1. Provide a quiet, well-lit space, away from all distractions and with all the right study materials- paper, pens and pencils, books, a dictionary, a desk, etc.
2. Try to find a separate space for each of your children, or schedule quiet times for homework in designated spaces.
3. Create a regular schedule, allowing for adequate study and free time. Children should know that a certain time every day is reserved for studying and doing homework. The best time is usually not right after school as most children benefit from time to unwind first. Parents should include their child in making this decision. Even if your child does not have homework, the reserved time should be used to review the day’s lessons, read for pleasure or work on an upcoming school project.
4. Limit TV time, and do not allow it during homework.
5. Avoid simply giving an answer. Instead, ask questions that let your child see the problem in smaller, sequential steps.
6. Compare the homework and the assignment book to make sure everything is done.
7. Call the homework hotline if you are not sure about the homework.
8. Review completed and graded assignments. Discuss errors to be sure your child understands the material.
9. Share any concerns with your children’s teachers about the amount of type of homework assigned. Be sure to let them know if your children are having difficulty or are unable to do most of it by themselves.
10. Organize homework assignments. Before beginning a homework session, encourage your child to number the assignments in the order in which they are to be completed. Children should start with one that’s not too long or difficult but avoid saving the longest assignments for last.
11. Show interest in your child’s assignments. Ask about the subject and work to be accomplished. Try to relate homework to your child’s everyday life. For instance, fractions and measurements can be learned as the child prepares a favorite meal.

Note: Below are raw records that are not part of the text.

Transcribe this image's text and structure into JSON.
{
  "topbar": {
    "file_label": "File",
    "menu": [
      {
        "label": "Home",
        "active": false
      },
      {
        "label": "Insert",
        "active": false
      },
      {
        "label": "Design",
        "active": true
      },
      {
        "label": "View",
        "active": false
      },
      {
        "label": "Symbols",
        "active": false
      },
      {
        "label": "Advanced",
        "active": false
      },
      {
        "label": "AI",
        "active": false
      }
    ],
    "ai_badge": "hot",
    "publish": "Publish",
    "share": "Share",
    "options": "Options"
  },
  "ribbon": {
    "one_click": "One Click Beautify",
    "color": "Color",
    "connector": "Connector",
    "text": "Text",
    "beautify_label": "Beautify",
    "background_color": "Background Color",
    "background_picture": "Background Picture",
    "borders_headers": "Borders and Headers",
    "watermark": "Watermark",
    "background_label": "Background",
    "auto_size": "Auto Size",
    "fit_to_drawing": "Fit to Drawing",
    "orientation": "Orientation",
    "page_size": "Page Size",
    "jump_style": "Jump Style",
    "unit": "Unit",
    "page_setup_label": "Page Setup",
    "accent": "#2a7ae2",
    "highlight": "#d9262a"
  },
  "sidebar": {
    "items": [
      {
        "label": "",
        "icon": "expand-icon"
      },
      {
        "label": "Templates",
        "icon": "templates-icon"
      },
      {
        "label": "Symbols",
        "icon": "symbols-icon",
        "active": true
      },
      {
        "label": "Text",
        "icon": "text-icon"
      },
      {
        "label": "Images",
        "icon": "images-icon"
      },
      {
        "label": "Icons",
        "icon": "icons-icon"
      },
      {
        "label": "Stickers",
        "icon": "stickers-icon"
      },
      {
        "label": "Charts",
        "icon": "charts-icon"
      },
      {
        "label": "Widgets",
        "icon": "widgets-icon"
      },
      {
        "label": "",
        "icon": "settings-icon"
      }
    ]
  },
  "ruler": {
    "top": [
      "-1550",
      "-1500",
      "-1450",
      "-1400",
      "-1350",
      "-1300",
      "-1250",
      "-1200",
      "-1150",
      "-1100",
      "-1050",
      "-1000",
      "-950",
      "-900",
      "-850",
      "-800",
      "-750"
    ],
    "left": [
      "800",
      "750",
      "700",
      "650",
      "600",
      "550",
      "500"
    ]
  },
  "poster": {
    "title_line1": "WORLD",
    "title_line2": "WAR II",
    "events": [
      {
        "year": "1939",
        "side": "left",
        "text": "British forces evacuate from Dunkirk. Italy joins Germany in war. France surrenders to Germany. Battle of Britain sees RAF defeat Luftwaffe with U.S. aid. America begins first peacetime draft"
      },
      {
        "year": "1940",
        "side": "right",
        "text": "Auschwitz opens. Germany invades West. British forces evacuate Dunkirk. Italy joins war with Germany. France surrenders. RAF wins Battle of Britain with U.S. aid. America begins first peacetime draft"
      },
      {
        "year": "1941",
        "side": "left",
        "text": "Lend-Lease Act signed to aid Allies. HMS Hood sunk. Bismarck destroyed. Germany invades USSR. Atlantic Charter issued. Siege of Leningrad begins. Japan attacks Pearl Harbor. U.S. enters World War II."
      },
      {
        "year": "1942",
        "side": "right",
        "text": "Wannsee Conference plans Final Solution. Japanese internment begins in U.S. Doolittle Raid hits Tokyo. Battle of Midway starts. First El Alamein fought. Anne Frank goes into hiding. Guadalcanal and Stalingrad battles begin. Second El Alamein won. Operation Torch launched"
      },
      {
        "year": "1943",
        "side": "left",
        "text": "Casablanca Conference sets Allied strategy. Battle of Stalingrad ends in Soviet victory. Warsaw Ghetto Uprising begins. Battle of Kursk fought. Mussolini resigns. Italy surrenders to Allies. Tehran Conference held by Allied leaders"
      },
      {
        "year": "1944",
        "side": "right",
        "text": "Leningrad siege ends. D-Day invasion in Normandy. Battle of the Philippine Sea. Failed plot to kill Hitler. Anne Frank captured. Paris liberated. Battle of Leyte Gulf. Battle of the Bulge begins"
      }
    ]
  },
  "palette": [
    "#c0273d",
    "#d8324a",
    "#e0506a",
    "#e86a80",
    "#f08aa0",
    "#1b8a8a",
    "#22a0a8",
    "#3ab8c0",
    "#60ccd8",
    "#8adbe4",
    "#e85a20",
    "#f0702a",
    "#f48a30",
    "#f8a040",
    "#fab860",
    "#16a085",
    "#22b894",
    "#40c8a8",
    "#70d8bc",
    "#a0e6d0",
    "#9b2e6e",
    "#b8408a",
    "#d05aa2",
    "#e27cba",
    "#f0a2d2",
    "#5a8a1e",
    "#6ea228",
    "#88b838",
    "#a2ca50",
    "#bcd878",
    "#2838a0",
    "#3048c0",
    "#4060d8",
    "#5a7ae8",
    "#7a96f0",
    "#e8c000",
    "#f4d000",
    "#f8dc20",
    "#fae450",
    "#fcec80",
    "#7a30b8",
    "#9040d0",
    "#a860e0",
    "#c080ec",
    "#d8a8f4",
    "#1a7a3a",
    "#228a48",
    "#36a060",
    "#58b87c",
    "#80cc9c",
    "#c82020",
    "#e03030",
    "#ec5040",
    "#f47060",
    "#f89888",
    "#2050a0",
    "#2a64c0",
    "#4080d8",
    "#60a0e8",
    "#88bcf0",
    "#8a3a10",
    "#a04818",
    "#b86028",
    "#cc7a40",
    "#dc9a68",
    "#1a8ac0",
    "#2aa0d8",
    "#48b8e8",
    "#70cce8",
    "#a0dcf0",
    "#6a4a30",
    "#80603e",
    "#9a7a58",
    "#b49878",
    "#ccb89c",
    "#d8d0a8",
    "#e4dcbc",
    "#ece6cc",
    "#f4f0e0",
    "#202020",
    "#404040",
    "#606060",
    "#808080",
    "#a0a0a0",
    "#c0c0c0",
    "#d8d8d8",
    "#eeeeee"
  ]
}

12. Be a Role Model. Take the opportunity to read a book or newspapers while your child studies. Reading together helps encourage a life-long love of learning for your children.
13. Check over homework assignments. Take time to review your child’s homework with them, but make sure you are not doing it for them. Point out mistakes and help your child correct them. Being familiar with your child’s work will help you identify areas of strength and weakness.
14. Give praise. Applaud your child for successfully completing homework. Nothing builds esteem like praise from parents!